More Examples - Help in completing applications, including verbal interviews to obtain the information - Reducing work space distractions - Giving instructions in alternative formats - Breaking down tasks - Changes in supervision
More Examples -Flexible schedules -Longer or more frequent work breaks -More time to learn new responsibilities -Self-paced workload -Time off for counseling
The Process to Get an Accommodation -An employee can request one in writing or verbally -A family member, friend, health professional, or other may request one on behalf of the person with the disability
What Does the Employer Have to Do? -Keep the employee’s request confidential, disclosure may result in damages -Engage in an interactive process with the employee -Does not have to provide the exact accommodation, but has to have meaningful discussions about what will work and is reasonable -Provide the accommodation unless doing so would be an undue hardship
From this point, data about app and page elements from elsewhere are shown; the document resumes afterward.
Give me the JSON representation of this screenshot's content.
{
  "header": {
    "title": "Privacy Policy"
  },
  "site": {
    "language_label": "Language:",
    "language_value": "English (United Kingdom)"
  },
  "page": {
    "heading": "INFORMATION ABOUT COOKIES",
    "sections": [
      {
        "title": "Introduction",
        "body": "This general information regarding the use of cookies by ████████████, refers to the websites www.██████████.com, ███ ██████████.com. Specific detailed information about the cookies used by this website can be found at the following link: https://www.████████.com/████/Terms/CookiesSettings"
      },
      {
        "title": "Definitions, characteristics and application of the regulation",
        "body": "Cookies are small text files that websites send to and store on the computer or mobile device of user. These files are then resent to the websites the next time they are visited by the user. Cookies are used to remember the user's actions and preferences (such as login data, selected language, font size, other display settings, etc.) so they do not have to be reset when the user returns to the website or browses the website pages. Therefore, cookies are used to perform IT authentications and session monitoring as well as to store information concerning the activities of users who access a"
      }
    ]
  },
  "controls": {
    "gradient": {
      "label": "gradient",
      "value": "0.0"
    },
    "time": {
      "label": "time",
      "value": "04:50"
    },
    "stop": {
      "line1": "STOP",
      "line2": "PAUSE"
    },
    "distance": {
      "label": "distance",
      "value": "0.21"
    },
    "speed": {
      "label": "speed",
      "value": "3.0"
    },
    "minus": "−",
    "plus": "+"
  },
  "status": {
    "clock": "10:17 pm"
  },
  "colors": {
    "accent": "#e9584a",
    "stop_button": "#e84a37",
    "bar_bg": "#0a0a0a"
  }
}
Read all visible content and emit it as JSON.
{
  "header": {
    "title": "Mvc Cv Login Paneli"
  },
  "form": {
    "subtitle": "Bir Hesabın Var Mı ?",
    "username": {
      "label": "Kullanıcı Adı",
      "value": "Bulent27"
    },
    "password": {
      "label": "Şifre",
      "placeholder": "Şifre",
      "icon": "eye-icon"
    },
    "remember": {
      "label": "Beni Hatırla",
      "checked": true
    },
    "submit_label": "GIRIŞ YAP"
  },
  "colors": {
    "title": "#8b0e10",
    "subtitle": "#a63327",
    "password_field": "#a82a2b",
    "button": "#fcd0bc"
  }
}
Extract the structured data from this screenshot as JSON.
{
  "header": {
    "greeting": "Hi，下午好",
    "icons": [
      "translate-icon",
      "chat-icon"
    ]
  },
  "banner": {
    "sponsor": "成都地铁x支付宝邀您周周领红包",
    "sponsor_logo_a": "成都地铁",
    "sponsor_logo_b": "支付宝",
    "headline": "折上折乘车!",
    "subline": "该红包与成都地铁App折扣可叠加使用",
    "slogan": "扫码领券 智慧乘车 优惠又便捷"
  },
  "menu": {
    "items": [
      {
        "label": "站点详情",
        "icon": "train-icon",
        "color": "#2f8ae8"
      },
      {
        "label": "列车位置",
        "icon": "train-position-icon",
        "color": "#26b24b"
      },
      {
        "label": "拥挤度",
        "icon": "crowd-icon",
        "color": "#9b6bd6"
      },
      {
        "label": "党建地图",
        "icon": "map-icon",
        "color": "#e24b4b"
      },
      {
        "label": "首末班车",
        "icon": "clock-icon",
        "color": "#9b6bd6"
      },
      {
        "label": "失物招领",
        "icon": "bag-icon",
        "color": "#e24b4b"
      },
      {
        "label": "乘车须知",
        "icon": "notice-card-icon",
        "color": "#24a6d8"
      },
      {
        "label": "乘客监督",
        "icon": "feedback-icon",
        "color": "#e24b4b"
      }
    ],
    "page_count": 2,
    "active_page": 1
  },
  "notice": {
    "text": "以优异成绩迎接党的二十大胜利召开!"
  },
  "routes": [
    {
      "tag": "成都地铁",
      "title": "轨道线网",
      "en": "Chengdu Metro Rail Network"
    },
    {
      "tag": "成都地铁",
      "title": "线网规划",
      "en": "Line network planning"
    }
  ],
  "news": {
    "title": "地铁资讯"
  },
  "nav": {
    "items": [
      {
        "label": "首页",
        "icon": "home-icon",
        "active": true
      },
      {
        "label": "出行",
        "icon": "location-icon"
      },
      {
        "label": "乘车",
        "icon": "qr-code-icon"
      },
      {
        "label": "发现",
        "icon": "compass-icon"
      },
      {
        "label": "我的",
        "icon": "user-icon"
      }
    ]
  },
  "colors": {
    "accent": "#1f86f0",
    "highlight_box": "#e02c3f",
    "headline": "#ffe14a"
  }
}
Can an Employer Ask for Proof of the Disability -An employer is allowed to find out if the employee has a disability that requires accommodation -When the need for accommodation is not obvious, an employer may ask an employee for reasonable documentation of the disability and functional limitations
Can an Employer Obtain Mental Health Records? -No, an employer cannot require an employee to give them all mental health history records -Only records that are relevant to show there is a disability and the need for an accommodation
Reasonable Accommodation Costs (From JAN) Costs -Overall, 20% require no money Most for people with psychiatric disabilities only involve indirect costs -Over 70% cost $ 500 or less -Median Cost: $ 250
Reasonable Accommodation Benefits (From JAN) Benefits -Hiring/Retaining a qualified employee - Increased Productivity (74%) - Saved insurance and training costs Benefit to the Company: $10 for each $1 spent
Hypothetical Jose is a file clerk in your company’s storeroom. He wants to know if he can work from 10am - 6pm instead or 9am - 5pm. −What factors will go into your decision, and what steps will you take?
What Happens if a Person Thinks They Have Been Discriminated Against? -ADA: 300 days to file EEOC charge; 90 days to file a court complaint after they receive a right-to-sue letter -FEHA: one year to file DFEH charge; one year to file a court complaint after they receive a right-to-sue letter
Resources -Job Accommodation Network -EEOC Enforcement Guidance on the Americans with Disabilities Act and Psychiatric Disabilities: -Department of Fair Employment and Housing: -ADA Disability and Business Tech. Asst. Center: -Disability Rights California:
Disability Rights California is funded by a variety of sources, for a complete list of funders, go to Documents/ListofGrantsAndContracts.html.
The California Mental Health Services Authority (CalMHSA) is an organization of county governments working to improve mental health outcomes for individuals, families and communities. Prevention and Early Intervention programs implemented by CalMHSA are funded by counties through the voter-approved Mental Health Services Act (Prop 63). Prop. 63 provides the funding and framework needed to expand mental health services to previously underserved populations and all of California’s diverse communities. CalMHSA